The applicants must be able to show that they are either dependent on the EEA citizen or are a member of their household, or have a serious health condition and rely on them for care.
Until an applicant is recognised as an extended family member and issued with a residence card (or EEA family permit or registration certificate), he has no rights deriving from EU law.
At The SmartMove2UK our UK immigration solicitors have helped extended family members of non-EEA family members of EU nationals to apply for an EEA Family Permit to the UK. You can contact us if you are seeking legal help from UK visa consultants in relation to the UK EEA Family Permit.
Non-EEA family members who have joined the EEA national in the UK are eligible to apply for a Residence Card. Non-EEA nationals can be either a family member, or extended family member, of an EEA national. It is not mandatory to apply for a residence card, however, it helps the applicants re-enter the UK more quickly and easily if they are traveling abroad. A residence card also helps employers to ascertain that the applicant is allowed to work in the UK. It can also help applicants prove that they qualify for certain benefits and services.
Applicants can apply for a derivative right of residence card if they are the carer of an EEA citizen, the carer’s child, or the child of a former EEA worker and currently in education.
A residence card is valid for a period of 5 years, following which the applicant can apply for a permanent residence card.
The applicant must submit a valid passport along with other documents for the residence card application to be approved. In addition, the EEA national must be exercising treaty rights in the UK and provide evidence of the same along with the application.
EEA Regulations 2006, require the Home Office to consider and decide an application for residence card within 6 months from the date of receipt of the application. Any delay or negligence in part of the Home Office in not deciding the application within six months can be challenged by way of Judicial Review in the High Courts.
At The SmartMove2UK our UK immigration solicitors have helped non-EEA national family members and extended family members of EEA nationals to apply for their residence card. You can contact us if you are seeking legal help from UK visa consultants in relation to a Residence card application.
Though The UK is a member of the European Economic Area (EEA), non EEA family members cannot generally apply under this category to come to the UK.
However, you may be able to apply for an EEA family permit as a family member of a British citizen who has worked in another EEA country. This is known as the ‘Surinder Singh’ route.
To be eligible to apply under this route, the British citizen would have to provide evidence that they have been living in an EEA member state as a worker or a self-employed person and their non-EEA family member has been living with them in the EEA country. The non-EEA family member must be related to the British citizen as either their:
- spouse or civil partner; or
- child or grandchild (or the child or grandchild of their spouse or civil partner) and under 21 years of age or dependent on them; or

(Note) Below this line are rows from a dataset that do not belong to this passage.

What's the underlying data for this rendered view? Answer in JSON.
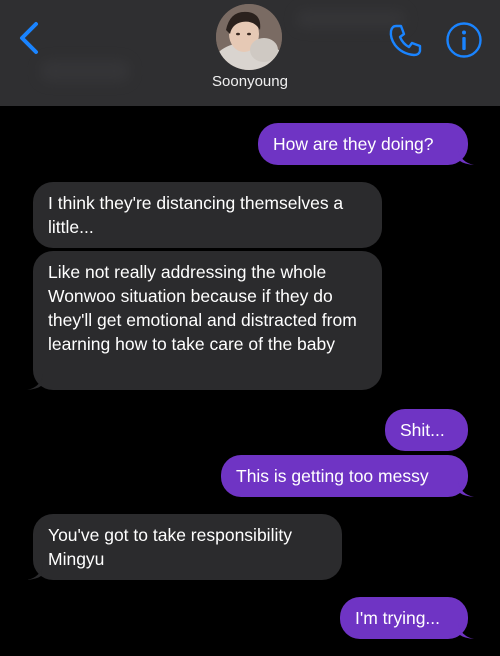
{
  "header": {
    "contact_name": "Soonyoung",
    "colors": {
      "accent": "#1a84ff",
      "header_bg": "#2f2f31",
      "sent_bubble": "#6f34c4",
      "received_bubble": "#2b2b2d"
    },
    "icons": {
      "back": "chevron-left-icon",
      "phone": "phone-icon",
      "info": "info-icon"
    }
  },
  "messages": [
    {
      "side": "sent",
      "text": "How are they doing?"
    },
    {
      "side": "received",
      "text": "I think they're distancing themselves a little..."
    },
    {
      "side": "received",
      "text": "Like not really addressing the whole Wonwoo situation because if they do they'll get emotional and distracted from learning how to take care of the baby"
    },
    {
      "side": "sent",
      "text": "Shit..."
    },
    {
      "side": "sent",
      "text": "This is getting too messy"
    },
    {
      "side": "received",
      "text": "You've got to take responsibility Mingyu"
    },
    {
      "side": "sent",
      "text": "I'm trying..."
    }
  ]
}
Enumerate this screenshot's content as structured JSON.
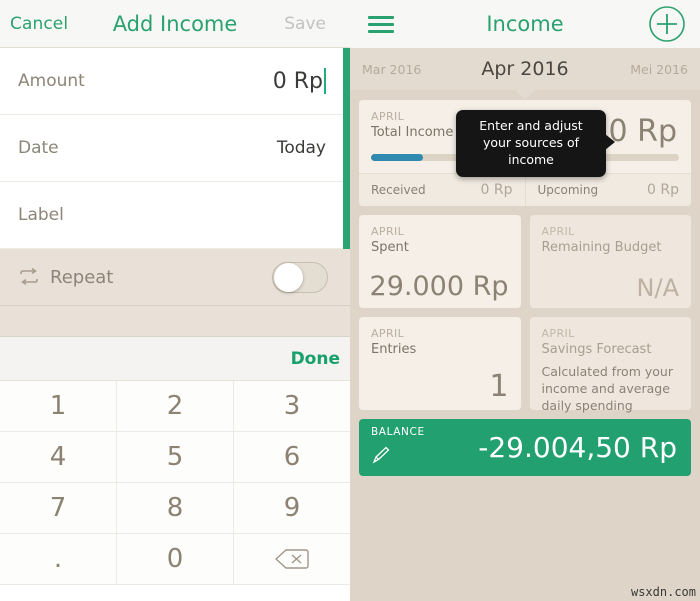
{
  "left": {
    "navbar": {
      "cancel_label": "Cancel",
      "title": "Add Income",
      "save_label": "Save"
    },
    "form_rows": [
      {
        "label": "Amount",
        "value": "0 Rp"
      },
      {
        "label": "Date",
        "value": "Today"
      },
      {
        "label": "Label",
        "value": ""
      }
    ],
    "repeat": {
      "icon": "repeat-icon",
      "label": "Repeat",
      "toggle_state": "off"
    },
    "keyboard": {
      "done_label": "Done",
      "keys": [
        "1",
        "2",
        "3",
        "4",
        "5",
        "6",
        "7",
        "8",
        "9",
        ".",
        "0",
        "backspace-icon"
      ],
      "backspace_glyph": "⌫"
    }
  },
  "right": {
    "navbar": {
      "menu_icon": "hamburger-icon",
      "title": "Income",
      "add_icon": "plus-circle-icon"
    },
    "month_strip": {
      "prev": "Mar 2016",
      "current": "Apr 2016",
      "next": "Mei 2016"
    },
    "income_card": {
      "month": "APRIL",
      "title": "Total Income",
      "amount": "0 Rp",
      "progress_percent": 17,
      "received_label": "Received",
      "received_value": "0 Rp",
      "upcoming_label": "Upcoming",
      "upcoming_value": "0 Rp"
    },
    "cards": [
      {
        "month": "APRIL",
        "title": "Spent",
        "value": "29.000 Rp"
      },
      {
        "month": "APRIL",
        "title": "Remaining Budget",
        "value": "N/A"
      },
      {
        "month": "APRIL",
        "title": "Entries",
        "value": "1"
      },
      {
        "month": "APRIL",
        "title": "Savings Forecast",
        "desc": "Calculated from your income and average daily spending"
      }
    ],
    "balance": {
      "label": "BALANCE",
      "edit_icon": "pencil-icon",
      "value": "-29.004,50 Rp"
    }
  },
  "tooltip": {
    "text": "Enter and adjust your sources of income"
  },
  "watermark": "wsxdn.com",
  "colors": {
    "green": "#22a070",
    "nav_green": "#2aa26f",
    "progress_blue": "#3089ae",
    "card_bg": "#f5efe7",
    "page_bg": "#ded4c8"
  }
}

- parent or grandparent (or of their spouse or civil partner) and dependent on them
At The SmartMove2UK our UK immigration solicitors have helped numerous non-EEA family members of EU nationals to apply for an EEA Family Permit to The UK. You can contact us if you are seeking legal help from UK visa consultants in relation to the UK EEA Family Permit.
Our clients in UK or India can speak to any of our UK EEA Family Permit – Family Member Visa Consultants based in Mumbai | Delhi | Gurgaon | Chandigarh | Vadodara | Bangalore. Call on +91 22 2850 9857 or +91 9819 127 002 and book your appointment with our Experts.
You can also connect with us on
Document on UK Visas and Immigration guidance for how it considers applications from an extended family member of an EEA or Swiss national for a document to confirm a right of residence under the immigration (European Economic Area) Regulations 2006. Click here.
*The link will be directed to GOV UK site.